**Data records:**
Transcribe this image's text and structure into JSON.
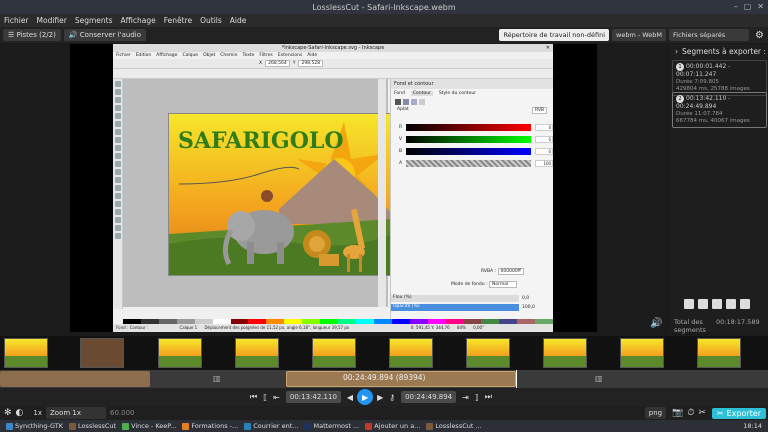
{
  "window": {
    "title": "LosslessCut - Safari-Inkscape.webm"
  },
  "menu": [
    "Fichier",
    "Modifier",
    "Segments",
    "Affichage",
    "Fenêtre",
    "Outils",
    "Aide"
  ],
  "topbar": {
    "tracks_label": "Pistes (2/2)",
    "keep_audio_label": "Conserver l'audio",
    "workdir_label": "Répertoire de travail non-défini",
    "format_value": "webm - WebM",
    "output_mode_value": "Fichiers séparés"
  },
  "inkscape": {
    "title": "*Inkscape-Safari-Inkscape.svg - Inkscape",
    "menu": [
      "Fichier",
      "Édition",
      "Affichage",
      "Calque",
      "Objet",
      "Chemin",
      "Texte",
      "Filtres",
      "Extensions",
      "Aide"
    ],
    "toolbar": {
      "x_label": "X",
      "x_value": "268,564",
      "y_label": "Y",
      "y_value": "298,528"
    },
    "art_title": "SAFARIGOLO",
    "panel": {
      "title": "Fond et contour",
      "tabs": [
        "Fond",
        "Contour",
        "Style du contour"
      ],
      "flat_label": "Aplat",
      "mode_value": "RVB",
      "channels": [
        {
          "label": "R",
          "value": "0"
        },
        {
          "label": "V",
          "value": "0"
        },
        {
          "label": "B",
          "value": "0"
        },
        {
          "label": "A",
          "value": "100"
        }
      ],
      "rgba_label": "RVBA :",
      "rgba_value": "000000ff",
      "blend_label": "Mode de fondu :",
      "blend_value": "Normal",
      "blur_label": "Flou (%)",
      "blur_value": "0,0",
      "opacity_label": "Opacité (%)",
      "opacity_value": "100,0"
    },
    "status": {
      "fill_label": "Fond :",
      "stroke_label": "Contour :",
      "layer": "Calque 1",
      "message": "Déplacement des poignées de 11,52 px, angle 6,18°, longueur 39,57 px",
      "x": "X: 591,45",
      "y": "Y: 344,76",
      "zoom": "84%",
      "rot": "0,00°"
    }
  },
  "segments": {
    "header": "Segments à exporter :",
    "items": [
      {
        "num": "1",
        "range": "00:00:01.442 - 00:07:11.247",
        "duration": "Durée 7:09.805",
        "info": "429804 ms, 25788 images"
      },
      {
        "num": "2",
        "range": "00:13:42.110 - 00:24:49.894",
        "duration": "Durée 11:07.784",
        "info": "667784 ms, 40067 images"
      }
    ],
    "total_label": "Total des segments :",
    "total_value": "00:18:17.589"
  },
  "timeline": {
    "current_time": "00:24:49.894 (89394)"
  },
  "controls": {
    "start_time": "00:13:42.110",
    "end_time": "00:24:49.894"
  },
  "bottom": {
    "speed": "1x",
    "zoom_label": "Zoom 1x",
    "zoom_value": "60.000",
    "format": "png",
    "export_label": "Exporter"
  },
  "taskbar": {
    "items": [
      "Syncthing-GTK",
      "LosslessCut",
      "Vince - KeeP...",
      "Formations -...",
      "Courrier ent...",
      "Mattermost ...",
      "Ajouter un a...",
      "LosslessCut ..."
    ],
    "clock": "18:14"
  },
  "colors": {
    "accent": "#2196f3",
    "segment": "#8c6e4e",
    "export": "#2dbfd6"
  }
}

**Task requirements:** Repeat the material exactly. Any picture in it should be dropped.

**Answer section:**
Transcribe this image's text and structure into JSON.
{
  "window": {
    "title": "LosslessCut - Safari-Inkscape.webm"
  },
  "menu": [
    "Fichier",
    "Modifier",
    "Segments",
    "Affichage",
    "Fenêtre",
    "Outils",
    "Aide"
  ],
  "topbar": {
    "tracks_label": "Pistes (2/2)",
    "keep_audio_label": "Conserver l'audio",
    "workdir_label": "Répertoire de travail non-défini",
    "format_value": "webm - WebM",
    "output_mode_value": "Fichiers séparés"
  },
  "inkscape": {
    "title": "*Inkscape-Safari-Inkscape.svg - Inkscape",
    "menu": [
      "Fichier",
      "Édition",
      "Affichage",
      "Calque",
      "Objet",
      "Chemin",
      "Texte",
      "Filtres",
      "Extensions",
      "Aide"
    ],
    "toolbar": {
      "x_label": "X",
      "x_value": "268,564",
      "y_label": "Y",
      "y_value": "298,528"
    },
    "art_title": "SAFARIGOLO",
    "panel": {
      "title": "Fond et contour",
      "tabs": [
        "Fond",
        "Contour",
        "Style du contour"
      ],
      "flat_label": "Aplat",
      "mode_value": "RVB",
      "channels": [
        {
          "label": "R",
          "value": "0"
        },
        {
          "label": "V",
          "value": "0"
        },
        {
          "label": "B",
          "value": "0"
        },
        {
          "label": "A",
          "value": "100"
        }
      ],
      "rgba_label": "RVBA :",
      "rgba_value": "000000ff",
      "blend_label": "Mode de fondu :",
      "blend_value": "Normal",
      "blur_label": "Flou (%)",
      "blur_value": "0,0",
      "opacity_label": "Opacité (%)",
      "opacity_value": "100,0"
    },
    "status": {
      "fill_label": "Fond :",
      "stroke_label": "Contour :",
      "layer": "Calque 1",
      "message": "Déplacement des poignées de 11,52 px, angle 6,18°, longueur 39,57 px",
      "x": "X: 591,45",
      "y": "Y: 344,76",
      "zoom": "84%",
      "rot": "0,00°"
    }
  },
  "segments": {
    "header": "Segments à exporter :",
    "items": [
      {
        "num": "1",
        "range": "00:00:01.442 - 00:07:11.247",
        "duration": "Durée 7:09.805",
        "info": "429804 ms, 25788 images"
      },
      {
        "num": "2",
        "range": "00:13:42.110 - 00:24:49.894",
        "duration": "Durée 11:07.784",
        "info": "667784 ms, 40067 images"
      }
    ],
    "total_label": "Total des segments :",
    "total_value": "00:18:17.589"
  },
  "timeline": {
    "current_time": "00:24:49.894 (89394)"
  },
  "controls": {
    "start_time": "00:13:42.110",
    "end_time": "00:24:49.894"
  },
  "bottom": {
    "speed": "1x",
    "zoom_label": "Zoom 1x",
    "zoom_value": "60.000",
    "format": "png",
    "export_label": "Exporter"
  },
  "taskbar": {
    "items": [
      "Syncthing-GTK",
      "LosslessCut",
      "Vince - KeeP...",
      "Formations -...",
      "Courrier ent...",
      "Mattermost ...",
      "Ajouter un a...",
      "LosslessCut ..."
    ],
    "clock": "18:14"
  },
  "colors": {
    "accent": "#2196f3",
    "segment": "#8c6e4e",
    "export": "#2dbfd6"
  }
}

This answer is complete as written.